▶ [EXERCISE DIRECTIONS]: Set down the entries below once more, precisely as they stand.

▶ [ENTRIES PROVIDED]:

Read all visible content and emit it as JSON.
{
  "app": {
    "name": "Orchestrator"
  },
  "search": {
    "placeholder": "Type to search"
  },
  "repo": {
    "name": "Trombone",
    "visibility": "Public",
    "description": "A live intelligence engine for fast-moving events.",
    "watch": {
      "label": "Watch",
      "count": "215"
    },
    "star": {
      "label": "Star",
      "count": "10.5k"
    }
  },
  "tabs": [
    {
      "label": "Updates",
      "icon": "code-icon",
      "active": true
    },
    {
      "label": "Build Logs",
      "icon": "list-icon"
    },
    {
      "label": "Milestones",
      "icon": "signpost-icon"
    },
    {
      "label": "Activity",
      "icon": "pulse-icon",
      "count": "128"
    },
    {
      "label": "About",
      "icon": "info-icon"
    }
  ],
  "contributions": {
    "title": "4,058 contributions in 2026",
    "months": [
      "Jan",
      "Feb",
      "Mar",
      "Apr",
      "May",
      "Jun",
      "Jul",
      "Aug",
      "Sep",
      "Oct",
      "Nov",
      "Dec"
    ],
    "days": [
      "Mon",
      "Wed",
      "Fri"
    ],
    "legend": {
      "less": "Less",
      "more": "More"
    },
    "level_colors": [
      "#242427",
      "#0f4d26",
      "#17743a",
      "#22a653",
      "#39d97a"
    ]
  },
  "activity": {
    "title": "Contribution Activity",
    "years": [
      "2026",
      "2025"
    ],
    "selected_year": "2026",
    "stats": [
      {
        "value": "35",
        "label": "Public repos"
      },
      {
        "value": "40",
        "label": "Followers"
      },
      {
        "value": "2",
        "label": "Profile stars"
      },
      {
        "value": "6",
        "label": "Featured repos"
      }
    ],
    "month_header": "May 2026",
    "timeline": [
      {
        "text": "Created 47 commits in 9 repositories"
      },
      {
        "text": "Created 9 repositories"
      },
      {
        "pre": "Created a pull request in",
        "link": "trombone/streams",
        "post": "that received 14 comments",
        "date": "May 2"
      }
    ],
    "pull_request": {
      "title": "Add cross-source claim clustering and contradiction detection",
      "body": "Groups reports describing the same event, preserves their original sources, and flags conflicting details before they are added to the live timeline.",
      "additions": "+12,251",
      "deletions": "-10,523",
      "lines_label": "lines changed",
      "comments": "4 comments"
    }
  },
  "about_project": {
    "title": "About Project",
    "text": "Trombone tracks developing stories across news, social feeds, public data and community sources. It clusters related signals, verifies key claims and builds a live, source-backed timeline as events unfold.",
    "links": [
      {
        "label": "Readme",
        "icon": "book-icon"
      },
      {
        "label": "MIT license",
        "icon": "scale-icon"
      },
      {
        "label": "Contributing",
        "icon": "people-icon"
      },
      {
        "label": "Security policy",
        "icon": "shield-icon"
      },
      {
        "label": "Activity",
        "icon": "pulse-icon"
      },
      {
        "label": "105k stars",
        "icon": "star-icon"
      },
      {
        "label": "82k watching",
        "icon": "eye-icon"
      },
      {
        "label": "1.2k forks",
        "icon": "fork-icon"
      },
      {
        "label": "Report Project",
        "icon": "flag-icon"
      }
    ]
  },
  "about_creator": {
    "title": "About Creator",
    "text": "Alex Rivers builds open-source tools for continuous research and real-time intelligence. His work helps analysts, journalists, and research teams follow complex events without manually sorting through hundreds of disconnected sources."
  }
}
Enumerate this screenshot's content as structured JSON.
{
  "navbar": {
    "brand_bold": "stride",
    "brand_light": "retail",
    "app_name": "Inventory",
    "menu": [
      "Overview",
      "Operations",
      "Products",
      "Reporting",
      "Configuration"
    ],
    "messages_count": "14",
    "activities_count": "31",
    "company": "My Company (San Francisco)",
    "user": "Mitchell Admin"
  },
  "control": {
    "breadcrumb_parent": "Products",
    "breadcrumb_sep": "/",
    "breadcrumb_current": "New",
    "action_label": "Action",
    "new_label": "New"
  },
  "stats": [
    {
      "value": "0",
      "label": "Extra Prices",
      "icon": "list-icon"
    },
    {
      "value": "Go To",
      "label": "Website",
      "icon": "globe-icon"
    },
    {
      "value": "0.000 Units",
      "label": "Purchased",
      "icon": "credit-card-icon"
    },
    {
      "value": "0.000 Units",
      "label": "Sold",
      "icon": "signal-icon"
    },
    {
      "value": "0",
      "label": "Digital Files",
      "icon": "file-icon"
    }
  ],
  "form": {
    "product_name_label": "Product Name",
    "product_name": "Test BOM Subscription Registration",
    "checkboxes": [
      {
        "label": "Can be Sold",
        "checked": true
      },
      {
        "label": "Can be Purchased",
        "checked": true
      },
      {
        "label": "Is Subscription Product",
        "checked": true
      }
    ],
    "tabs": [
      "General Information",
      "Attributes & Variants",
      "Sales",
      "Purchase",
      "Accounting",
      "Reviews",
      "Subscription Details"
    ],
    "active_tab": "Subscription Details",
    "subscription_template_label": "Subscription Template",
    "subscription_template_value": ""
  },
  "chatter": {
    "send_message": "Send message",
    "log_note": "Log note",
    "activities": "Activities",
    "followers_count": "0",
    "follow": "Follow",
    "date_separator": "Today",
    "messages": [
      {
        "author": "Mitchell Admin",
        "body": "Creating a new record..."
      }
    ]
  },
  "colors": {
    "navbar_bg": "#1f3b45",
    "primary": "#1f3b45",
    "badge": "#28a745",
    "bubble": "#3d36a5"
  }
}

▶ [TASK OUTPUT]:
Read all visible content and emit it as JSON.
{
  "app": {
    "name": "Orchestrator"
  },
  "search": {
    "placeholder": "Type to search"
  },
  "repo": {
    "name": "Trombone",
    "visibility": "Public",
    "description": "A live intelligence engine for fast-moving events.",
    "watch": {
      "label": "Watch",
      "count": "215"
    },
    "star": {
      "label": "Star",
      "count": "10.5k"
    }
  },
  "tabs": [
    {
      "label": "Updates",
      "icon": "code-icon",
      "active": true
    },
    {
      "label": "Build Logs",
      "icon": "list-icon"
    },
    {
      "label": "Milestones",
      "icon": "signpost-icon"
    },
    {
      "label": "Activity",
      "icon": "pulse-icon",
      "count": "128"
    },
    {
      "label": "About",
      "icon": "info-icon"
    }
  ],
  "contributions": {
    "title": "4,058 contributions in 2026",
    "months": [
      "Jan",
      "Feb",
      "Mar",
      "Apr",
      "May",
      "Jun",
      "Jul",
      "Aug",
      "Sep",
      "Oct",
      "Nov",
      "Dec"
    ],
    "days": [
      "Mon",
      "Wed",
      "Fri"
    ],
    "legend": {
      "less": "Less",
      "more": "More"
    },
    "level_colors": [
      "#242427",
      "#0f4d26",
      "#17743a",
      "#22a653",
      "#39d97a"
    ]
  },
  "activity": {
    "title": "Contribution Activity",
    "years": [
      "2026",
      "2025"
    ],
    "selected_year": "2026",
    "stats": [
      {
        "value": "35",
        "label": "Public repos"
      },
      {
        "value": "40",
        "label": "Followers"
      },
      {
        "value": "2",
        "label": "Profile stars"
      },
      {
        "value": "6",
        "label": "Featured repos"
      }
    ],
    "month_header": "May 2026",
    "timeline": [
      {
        "text": "Created 47 commits in 9 repositories"
      },
      {
        "text": "Created 9 repositories"
      },
      {
        "pre": "Created a pull request in",
        "link": "trombone/streams",
        "post": "that received 14 comments",
        "date": "May 2"
      }
    ],
    "pull_request": {
      "title": "Add cross-source claim clustering and contradiction detection",
      "body": "Groups reports describing the same event, preserves their original sources, and flags conflicting details before they are added to the live timeline.",
      "additions": "+12,251",
      "deletions": "-10,523",
      "lines_label": "lines changed",
      "comments": "4 comments"
    }
  },
  "about_project": {
    "title": "About Project",
    "text": "Trombone tracks developing stories across news, social feeds, public data and community sources. It clusters related signals, verifies key claims and builds a live, source-backed timeline as events unfold.",
    "links": [
      {
        "label": "Readme",
        "icon": "book-icon"
      },
      {
        "label": "MIT license",
        "icon": "scale-icon"
      },
      {
        "label": "Contributing",
        "icon": "people-icon"
      },
      {
        "label": "Security policy",
        "icon": "shield-icon"
      },
      {
        "label": "Activity",
        "icon": "pulse-icon"
      },
      {
        "label": "105k stars",
        "icon": "star-icon"
      },
      {
        "label": "82k watching",
        "icon": "eye-icon"
      },
      {
        "label": "1.2k forks",
        "icon": "fork-icon"
      },
      {
        "label": "Report Project",
        "icon": "flag-icon"
      }
    ]
  },
  "about_creator": {
    "title": "About Creator",
    "text": "Alex Rivers builds open-source tools for continuous research and real-time intelligence. His work helps analysts, journalists, and research teams follow complex events without manually sorting through hundreds of disconnected sources."
  }
}
Enumerate this screenshot's content as structured JSON.
{
  "navbar": {
    "brand_bold": "stride",
    "brand_light": "retail",
    "app_name": "Inventory",
    "menu": [
      "Overview",
      "Operations",
      "Products",
      "Reporting",
      "Configuration"
    ],
    "messages_count": "14",
    "activities_count": "31",
    "company": "My Company (San Francisco)",
    "user": "Mitchell Admin"
  },
  "control": {
    "breadcrumb_parent": "Products",
    "breadcrumb_sep": "/",
    "breadcrumb_current": "New",
    "action_label": "Action",
    "new_label": "New"
  },
  "stats": [
    {
      "value": "0",
      "label": "Extra Prices",
      "icon": "list-icon"
    },
    {
      "value": "Go To",
      "label": "Website",
      "icon": "globe-icon"
    },
    {
      "value": "0.000 Units",
      "label": "Purchased",
      "icon": "credit-card-icon"
    },
    {
      "value": "0.000 Units",
      "label": "Sold",
      "icon": "signal-icon"
    },
    {
      "value": "0",
      "label": "Digital Files",
      "icon": "file-icon"
    }
  ],
  "form": {
    "product_name_label": "Product Name",
    "product_name": "Test BOM Subscription Registration",
    "checkboxes": [
      {
        "label": "Can be Sold",
        "checked": true
      },
      {
        "label": "Can be Purchased",
        "checked": true
      },
      {
        "label": "Is Subscription Product",
        "checked": true
      }
    ],
    "tabs": [
      "General Information",
      "Attributes & Variants",
      "Sales",
      "Purchase",
      "Accounting",
      "Reviews",
      "Subscription Details"
    ],
    "active_tab": "Subscription Details",
    "subscription_template_label": "Subscription Template",
    "subscription_template_value": ""
  },
  "chatter": {
    "send_message": "Send message",
    "log_note": "Log note",
    "activities": "Activities",
    "followers_count": "0",
    "follow": "Follow",
    "date_separator": "Today",
    "messages": [
      {
        "author": "Mitchell Admin",
        "body": "Creating a new record..."
      }
    ]
  },
  "colors": {
    "navbar_bg": "#1f3b45",
    "primary": "#1f3b45",
    "badge": "#28a745",
    "bubble": "#3d36a5"
  }
}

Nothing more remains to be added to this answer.